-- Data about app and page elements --
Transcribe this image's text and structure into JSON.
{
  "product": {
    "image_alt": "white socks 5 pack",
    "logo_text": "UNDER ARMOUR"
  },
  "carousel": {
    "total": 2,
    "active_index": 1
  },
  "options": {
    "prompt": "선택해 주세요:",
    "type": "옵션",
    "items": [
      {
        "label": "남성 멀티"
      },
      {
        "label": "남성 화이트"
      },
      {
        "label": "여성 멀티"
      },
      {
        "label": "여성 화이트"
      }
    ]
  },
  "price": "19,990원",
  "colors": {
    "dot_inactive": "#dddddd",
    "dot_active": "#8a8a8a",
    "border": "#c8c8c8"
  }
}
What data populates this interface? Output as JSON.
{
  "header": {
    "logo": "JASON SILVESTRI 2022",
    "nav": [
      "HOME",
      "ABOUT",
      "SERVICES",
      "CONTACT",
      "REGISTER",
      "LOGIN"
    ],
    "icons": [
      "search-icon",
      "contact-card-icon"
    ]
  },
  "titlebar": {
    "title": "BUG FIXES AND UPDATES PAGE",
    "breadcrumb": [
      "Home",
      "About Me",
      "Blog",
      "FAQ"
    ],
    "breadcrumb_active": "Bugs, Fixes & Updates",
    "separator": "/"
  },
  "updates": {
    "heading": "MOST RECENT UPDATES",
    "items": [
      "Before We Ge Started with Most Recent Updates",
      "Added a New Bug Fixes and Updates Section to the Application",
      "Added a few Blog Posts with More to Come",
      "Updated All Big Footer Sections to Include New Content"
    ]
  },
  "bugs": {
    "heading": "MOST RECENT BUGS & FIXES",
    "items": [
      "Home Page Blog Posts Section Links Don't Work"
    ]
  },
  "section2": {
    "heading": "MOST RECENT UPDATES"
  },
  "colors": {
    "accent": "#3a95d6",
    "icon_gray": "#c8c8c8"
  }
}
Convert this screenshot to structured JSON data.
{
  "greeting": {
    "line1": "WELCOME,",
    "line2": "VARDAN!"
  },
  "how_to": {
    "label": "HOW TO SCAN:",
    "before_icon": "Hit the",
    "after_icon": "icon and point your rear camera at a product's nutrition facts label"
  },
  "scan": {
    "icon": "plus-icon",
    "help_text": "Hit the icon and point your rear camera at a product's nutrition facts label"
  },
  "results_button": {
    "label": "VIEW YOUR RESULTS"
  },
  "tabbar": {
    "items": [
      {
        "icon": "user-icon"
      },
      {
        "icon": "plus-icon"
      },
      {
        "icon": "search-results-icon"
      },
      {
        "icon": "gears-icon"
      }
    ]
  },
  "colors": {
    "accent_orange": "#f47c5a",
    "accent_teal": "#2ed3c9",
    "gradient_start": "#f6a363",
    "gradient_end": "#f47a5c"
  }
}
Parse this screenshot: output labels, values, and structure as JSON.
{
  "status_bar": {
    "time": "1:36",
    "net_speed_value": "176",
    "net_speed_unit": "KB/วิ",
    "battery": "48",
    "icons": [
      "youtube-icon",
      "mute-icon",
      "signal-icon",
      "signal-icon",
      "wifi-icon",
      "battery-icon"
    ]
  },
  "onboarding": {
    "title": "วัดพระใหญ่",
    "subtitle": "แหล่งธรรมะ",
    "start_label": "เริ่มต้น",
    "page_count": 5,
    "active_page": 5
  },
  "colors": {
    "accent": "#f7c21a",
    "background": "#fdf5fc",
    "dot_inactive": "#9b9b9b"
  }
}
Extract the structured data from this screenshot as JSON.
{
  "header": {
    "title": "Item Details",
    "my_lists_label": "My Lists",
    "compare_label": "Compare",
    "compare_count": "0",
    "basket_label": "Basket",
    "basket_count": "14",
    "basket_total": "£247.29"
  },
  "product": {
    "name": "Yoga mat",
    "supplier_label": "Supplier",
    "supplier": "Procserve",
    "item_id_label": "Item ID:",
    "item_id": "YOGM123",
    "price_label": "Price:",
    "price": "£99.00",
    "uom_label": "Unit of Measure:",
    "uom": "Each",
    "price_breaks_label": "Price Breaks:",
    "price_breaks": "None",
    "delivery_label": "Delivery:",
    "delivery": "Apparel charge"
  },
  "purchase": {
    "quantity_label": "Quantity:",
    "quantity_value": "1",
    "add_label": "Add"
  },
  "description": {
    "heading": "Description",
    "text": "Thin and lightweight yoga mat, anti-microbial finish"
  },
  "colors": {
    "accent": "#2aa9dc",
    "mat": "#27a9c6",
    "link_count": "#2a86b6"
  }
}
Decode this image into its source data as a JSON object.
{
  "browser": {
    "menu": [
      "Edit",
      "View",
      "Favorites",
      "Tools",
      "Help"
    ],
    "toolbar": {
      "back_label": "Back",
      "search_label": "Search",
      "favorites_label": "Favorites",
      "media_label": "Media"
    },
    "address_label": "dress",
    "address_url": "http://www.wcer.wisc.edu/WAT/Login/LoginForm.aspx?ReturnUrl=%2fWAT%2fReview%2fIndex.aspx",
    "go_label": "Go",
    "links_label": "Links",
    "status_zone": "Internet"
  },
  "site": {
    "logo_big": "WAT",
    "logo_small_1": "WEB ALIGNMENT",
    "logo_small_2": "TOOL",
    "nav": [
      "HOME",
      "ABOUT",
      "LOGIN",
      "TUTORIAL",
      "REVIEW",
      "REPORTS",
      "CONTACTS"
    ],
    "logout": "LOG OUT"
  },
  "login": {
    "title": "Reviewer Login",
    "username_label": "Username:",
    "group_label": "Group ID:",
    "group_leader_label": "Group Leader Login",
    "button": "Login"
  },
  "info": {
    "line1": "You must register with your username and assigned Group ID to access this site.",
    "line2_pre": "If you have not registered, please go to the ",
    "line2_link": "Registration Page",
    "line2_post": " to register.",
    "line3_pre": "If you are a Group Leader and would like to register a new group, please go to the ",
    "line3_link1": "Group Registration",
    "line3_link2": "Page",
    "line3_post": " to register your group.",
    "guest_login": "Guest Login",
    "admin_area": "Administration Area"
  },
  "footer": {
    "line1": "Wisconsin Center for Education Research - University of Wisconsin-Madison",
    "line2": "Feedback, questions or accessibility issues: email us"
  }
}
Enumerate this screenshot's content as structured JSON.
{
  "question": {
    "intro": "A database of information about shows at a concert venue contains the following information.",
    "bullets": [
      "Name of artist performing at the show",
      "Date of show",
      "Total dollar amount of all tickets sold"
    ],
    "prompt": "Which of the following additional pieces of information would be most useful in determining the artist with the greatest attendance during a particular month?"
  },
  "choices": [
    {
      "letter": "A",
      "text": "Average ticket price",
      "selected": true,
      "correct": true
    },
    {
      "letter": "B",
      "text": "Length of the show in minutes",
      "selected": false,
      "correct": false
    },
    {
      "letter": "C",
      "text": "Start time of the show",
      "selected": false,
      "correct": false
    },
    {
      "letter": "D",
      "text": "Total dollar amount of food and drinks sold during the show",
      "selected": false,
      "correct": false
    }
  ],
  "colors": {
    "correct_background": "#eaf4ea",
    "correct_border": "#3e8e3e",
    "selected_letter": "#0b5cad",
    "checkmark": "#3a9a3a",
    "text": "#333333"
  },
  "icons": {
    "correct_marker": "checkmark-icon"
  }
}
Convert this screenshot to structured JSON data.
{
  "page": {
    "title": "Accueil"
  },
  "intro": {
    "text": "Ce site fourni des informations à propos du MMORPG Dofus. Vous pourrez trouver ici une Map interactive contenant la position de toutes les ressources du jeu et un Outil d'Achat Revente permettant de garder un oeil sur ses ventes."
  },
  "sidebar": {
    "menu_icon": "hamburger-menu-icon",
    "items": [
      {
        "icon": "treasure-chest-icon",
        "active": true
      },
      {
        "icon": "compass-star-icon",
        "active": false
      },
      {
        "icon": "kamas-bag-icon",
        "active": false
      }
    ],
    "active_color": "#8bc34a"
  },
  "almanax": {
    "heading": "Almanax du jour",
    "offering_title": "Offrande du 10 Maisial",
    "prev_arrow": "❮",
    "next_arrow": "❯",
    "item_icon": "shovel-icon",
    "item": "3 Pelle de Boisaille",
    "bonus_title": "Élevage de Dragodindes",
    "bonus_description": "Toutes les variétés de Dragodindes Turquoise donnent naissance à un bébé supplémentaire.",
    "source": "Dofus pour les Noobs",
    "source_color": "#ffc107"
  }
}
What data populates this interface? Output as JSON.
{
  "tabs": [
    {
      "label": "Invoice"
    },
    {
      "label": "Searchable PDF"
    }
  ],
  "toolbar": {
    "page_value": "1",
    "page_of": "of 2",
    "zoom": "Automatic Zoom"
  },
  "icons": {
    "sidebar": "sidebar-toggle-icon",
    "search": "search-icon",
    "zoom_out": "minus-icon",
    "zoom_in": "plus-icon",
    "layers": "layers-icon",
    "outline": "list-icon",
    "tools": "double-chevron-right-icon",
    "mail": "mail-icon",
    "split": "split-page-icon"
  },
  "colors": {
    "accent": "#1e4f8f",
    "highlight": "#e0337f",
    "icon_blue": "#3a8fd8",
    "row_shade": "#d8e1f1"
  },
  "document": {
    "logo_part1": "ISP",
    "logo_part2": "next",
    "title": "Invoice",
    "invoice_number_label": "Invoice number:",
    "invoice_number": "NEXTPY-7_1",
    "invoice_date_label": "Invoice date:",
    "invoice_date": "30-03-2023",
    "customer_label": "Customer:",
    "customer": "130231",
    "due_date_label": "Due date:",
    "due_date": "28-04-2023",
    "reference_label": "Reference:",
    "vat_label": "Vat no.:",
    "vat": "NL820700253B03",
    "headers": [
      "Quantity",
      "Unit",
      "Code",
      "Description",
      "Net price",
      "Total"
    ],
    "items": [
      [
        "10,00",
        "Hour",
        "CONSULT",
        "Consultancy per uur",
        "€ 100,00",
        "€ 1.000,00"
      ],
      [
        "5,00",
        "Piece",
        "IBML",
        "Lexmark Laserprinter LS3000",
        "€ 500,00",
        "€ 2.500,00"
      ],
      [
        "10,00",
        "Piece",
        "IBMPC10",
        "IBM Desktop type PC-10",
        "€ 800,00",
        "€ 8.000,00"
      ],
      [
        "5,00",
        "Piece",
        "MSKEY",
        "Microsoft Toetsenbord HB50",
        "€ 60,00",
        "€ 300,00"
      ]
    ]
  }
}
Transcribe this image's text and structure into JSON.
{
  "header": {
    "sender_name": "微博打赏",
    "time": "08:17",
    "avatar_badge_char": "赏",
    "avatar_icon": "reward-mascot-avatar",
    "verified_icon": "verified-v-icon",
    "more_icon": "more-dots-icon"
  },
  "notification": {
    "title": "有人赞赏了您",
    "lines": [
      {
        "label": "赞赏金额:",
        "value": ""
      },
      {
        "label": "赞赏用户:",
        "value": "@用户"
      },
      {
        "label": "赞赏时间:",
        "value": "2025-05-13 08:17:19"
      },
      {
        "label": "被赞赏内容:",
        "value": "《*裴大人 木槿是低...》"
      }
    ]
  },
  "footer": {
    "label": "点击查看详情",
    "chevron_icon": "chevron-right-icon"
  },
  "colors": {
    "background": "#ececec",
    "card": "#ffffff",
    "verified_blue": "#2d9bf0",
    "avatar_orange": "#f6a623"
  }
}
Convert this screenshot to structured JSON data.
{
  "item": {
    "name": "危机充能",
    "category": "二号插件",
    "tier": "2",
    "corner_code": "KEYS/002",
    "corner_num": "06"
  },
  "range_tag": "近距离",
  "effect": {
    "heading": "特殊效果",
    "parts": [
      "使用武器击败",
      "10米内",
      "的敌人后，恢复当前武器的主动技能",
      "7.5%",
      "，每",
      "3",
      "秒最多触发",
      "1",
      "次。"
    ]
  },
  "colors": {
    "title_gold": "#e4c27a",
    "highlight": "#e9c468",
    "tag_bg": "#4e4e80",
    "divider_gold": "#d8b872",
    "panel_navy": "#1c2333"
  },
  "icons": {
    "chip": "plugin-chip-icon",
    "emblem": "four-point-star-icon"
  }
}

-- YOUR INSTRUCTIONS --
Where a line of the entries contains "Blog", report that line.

-- ANSWER FOR THE TASK --
      "Blog",
      "Added a few Blog Posts with More to Come",
      "Home Page Blog Posts Section Links Don't Work"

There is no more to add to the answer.